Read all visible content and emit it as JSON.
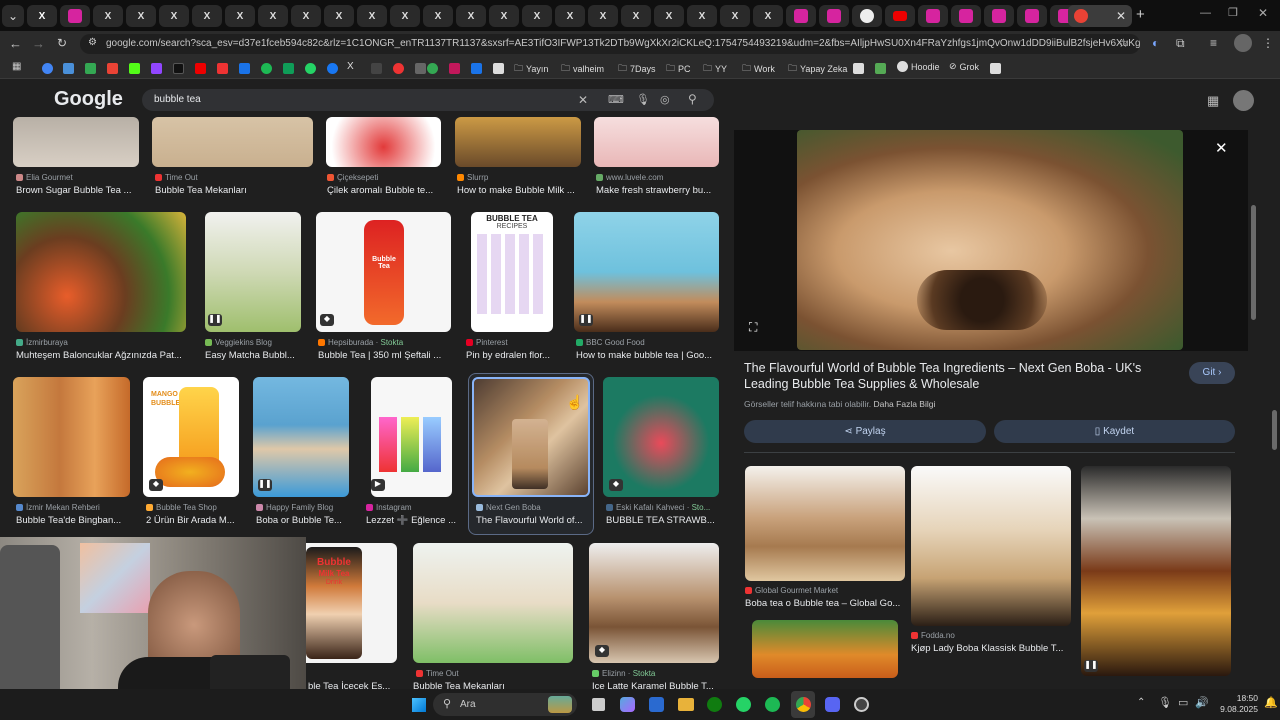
{
  "browser": {
    "url": "google.com/search?sca_esv=d37e1fceb594c82c&rlz=1C1ONGR_enTR1137TR1137&sxsrf=AE3TifO3IFWP13Tk2DTb9WgXkXr2iCKLeQ:1754754493219&udm=2&fbs=AIljpHwSU0Xn4FRaYzhfgs1jmQvOnw1dDD9iiBulB2fsjeHv6XuKgDzU9KpxZMcps...",
    "bookmarks": [
      "Yayın",
      "valheim",
      "7Days",
      "PC",
      "YY",
      "Work",
      "Yapay Zeka",
      "Hoodie",
      "Grok"
    ]
  },
  "search": {
    "logo": "Google",
    "query": "bubble tea"
  },
  "results": [
    {
      "source": "Elia Gourmet",
      "title": "Brown Sugar Bubble Tea ..."
    },
    {
      "source": "Time Out",
      "title": "Bubble Tea Mekanları"
    },
    {
      "source": "Çiçeksepeti",
      "title": "Çilek aromalı Bubble te..."
    },
    {
      "source": "Slurrp",
      "title": "How to make Bubble Milk ..."
    },
    {
      "source": "www.luvele.com",
      "title": "Make fresh strawberry bu..."
    },
    {
      "source": "İzmirburaya",
      "title": "Muhteşem Baloncuklar Ağzınızda Pat..."
    },
    {
      "source": "Veggiekins Blog",
      "title": "Easy Matcha Bubbl..."
    },
    {
      "source": "Hepsiburada",
      "stock": "Stokta",
      "title": "Bubble Tea | 350 ml Şeftali ..."
    },
    {
      "source": "Pinterest",
      "title": "Pin by edralen flor..."
    },
    {
      "source": "BBC Good Food",
      "title": "How to make bubble tea | Goo..."
    },
    {
      "source": "İzmir Mekan Rehberi",
      "title": "Bubble Tea'de Bingban..."
    },
    {
      "source": "Bubble Tea Shop",
      "title": "2 Ürün Bir Arada M..."
    },
    {
      "source": "Happy Family Blog",
      "title": "Boba or Bubble Te..."
    },
    {
      "source": "Instagram",
      "title": "Lezzet ➕ Eğlence ..."
    },
    {
      "source": "Next Gen Boba",
      "title": "The Flavourful World of..."
    },
    {
      "source": "Eski Kafalı Kahveci",
      "stock": "Sto...",
      "title": "BUBBLE TEA STRAWB..."
    },
    {
      "source": "",
      "title": "ble Tea İçecek Es..."
    },
    {
      "source": "Time Out",
      "title": "Bubble Tea Mekanları"
    },
    {
      "source": "Elizinn",
      "stock": "Stokta",
      "title": "Ice Latte Karamel Bubble T..."
    }
  ],
  "thumb_texts": {
    "recipes_title": "BUBBLE TEA",
    "recipes_sub": "RECIPES",
    "can_bubble": "Bubble",
    "can_milktea": "Milk Tea",
    "can_drink": "Drink",
    "mango_1": "MANGO",
    "mango_2": "BUBBLE TEA",
    "bubble_tea_label": "Bubble Tea"
  },
  "panel": {
    "title": "The Flavourful World of Bubble Tea Ingredients – Next Gen Boba - UK's Leading Bubble Tea Supplies & Wholesale",
    "visit": "Git",
    "copyright": "Görseller telif hakkına tabi olabilir.",
    "more_info": "Daha Fazla Bilgi",
    "share": "Paylaş",
    "save": "Kaydet",
    "related": [
      {
        "source": "Global Gourmet Market",
        "title": "Boba tea o Bubble tea – Global Go..."
      },
      {
        "source": "Fodda.no",
        "title": "Kjøp Lady Boba Klassisk Bubble T..."
      }
    ]
  },
  "taskbar": {
    "search_placeholder": "Ara",
    "time": "18:50",
    "date": "9.08.2025"
  },
  "colors": {
    "page_bg": "#1f1f1f",
    "search_bg": "#303134",
    "accent_button": "#394457",
    "selected_border": "#8ab4f8",
    "stock_green": "#81c995"
  }
}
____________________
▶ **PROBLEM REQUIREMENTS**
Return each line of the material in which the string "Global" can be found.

▶ **YOUR SOLUTION**
        "source": "Global Gourmet Market",
        "title": "Boba tea o Bubble tea – Global Go..."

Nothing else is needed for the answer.